  2. the torrent's tracker can receive network information from the ISP's P4P iTracker, and use this to provide a customized list of local peers to the P2P client
  3. the P2P client can query the P4P iTracker, providing it with details of the file being downloaded. The ISP's iTracker (instead of the torrent tracker) can then provide the client with a list of local peers

Note that P4P does not replace or control P2P networks. P4P allows ISPs to provides additional information regarding network topology that P2P networks may choose to utilize to optimize network data delivery. This information should be used in combination with the other information that P2P networks collect, such as observed peer data transfer rates. If, for example, a P2P network is selecting between a "nearby" peer that is slow, and a "far" peer that is fast, that decision is entirely under the control of the P2P network. Because implementation of P4P is entirely voluntary on the part of both the ISPs and the P2P networks, it will only be adopted if it is mutually beneficial.

Criticisms[edit]

There is concern by existing P2P trackers that P4P may be used to prevent piracy in the future. The P4P working group includes some prominent members of the entertainment industry and well known anti-piracy lobbyists, and anti-piracy measures could be added in the future.[3]

The P2P industry also says that P4P may slow down transfers for some users. BitTorrent, for example, is designed to favor the fastest peers available – if that is changed to favor the closest peers instead then it must affect the speed. The equality and balance of peers would be lost – clients on networks with a good "backbone" but slow upload speeds would download slower, and clients using ISPs who do not support P4P would not benefit from using local peers.[3]

P4P will only work on software that supports it, yet other protocols which currently dominate the network will keep being blind to locality.

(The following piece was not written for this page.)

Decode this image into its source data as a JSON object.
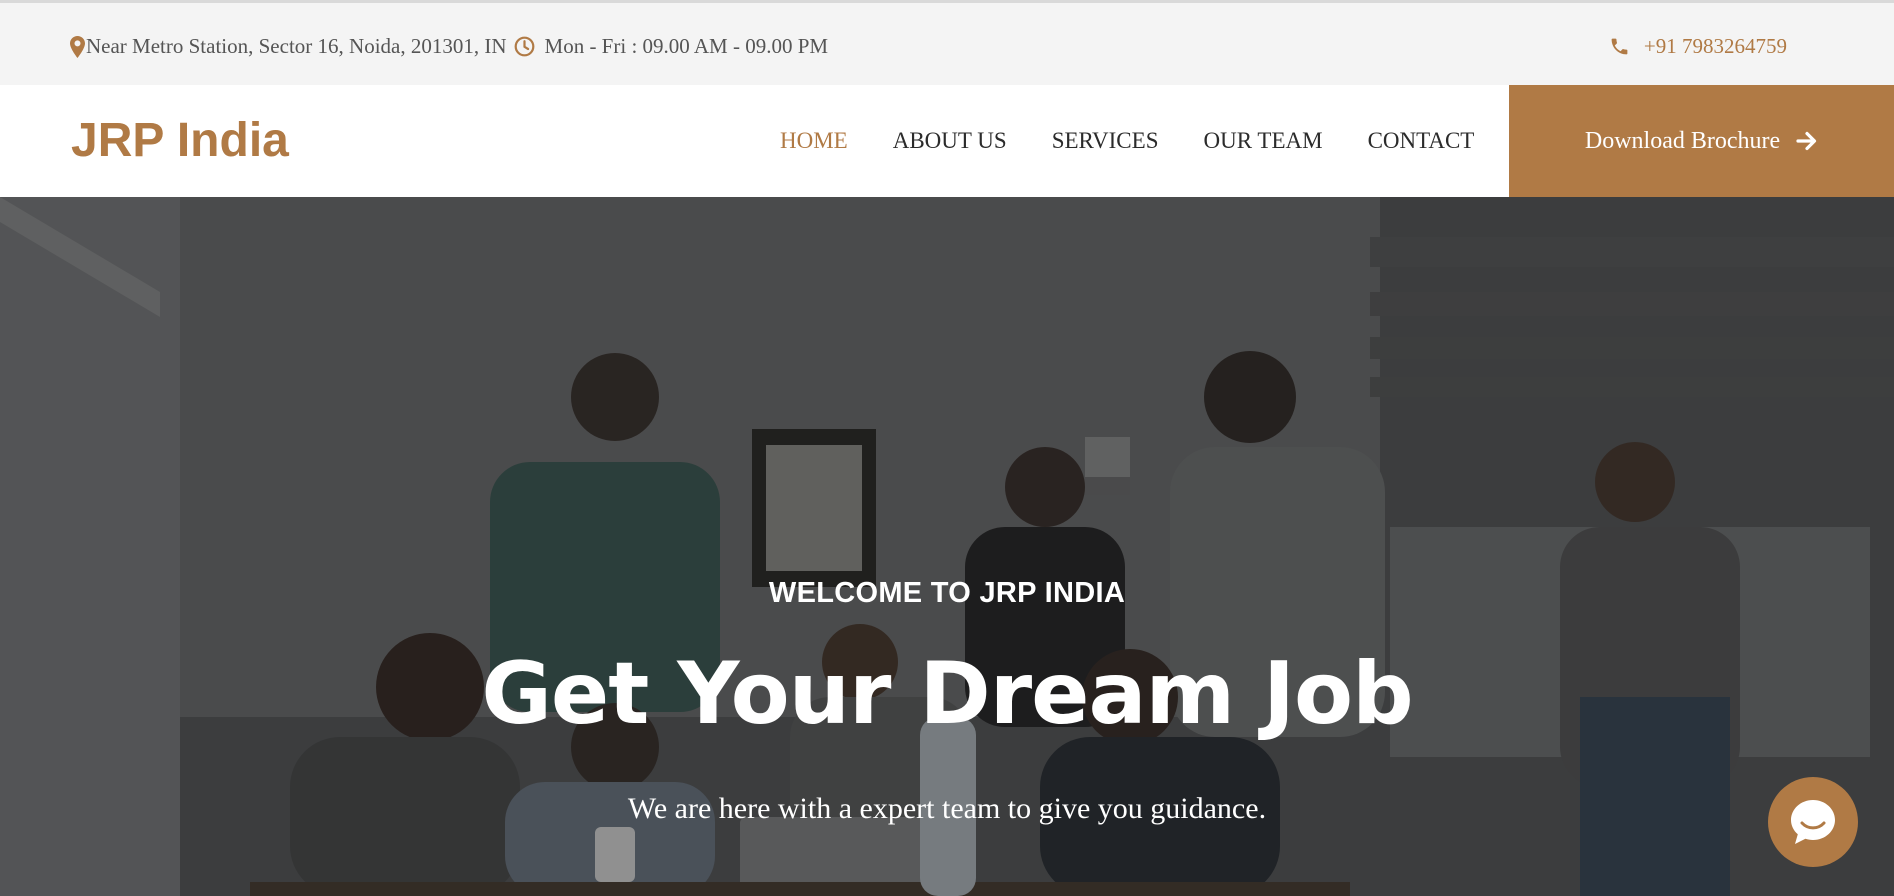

LiteLoad by Shay Horovitz and Danny Dolev [Hebrew University] presents a solution that leads to P2P locality in ISPs on both existing protocols and future ones.[4]

See also[edit]

  • The Ono Project – an open source program to identify local peers for P2P file transfer
  • ALTO Protocol – Application-Layer Traffic Optimization (IETF)

References[edit]

External links[edit]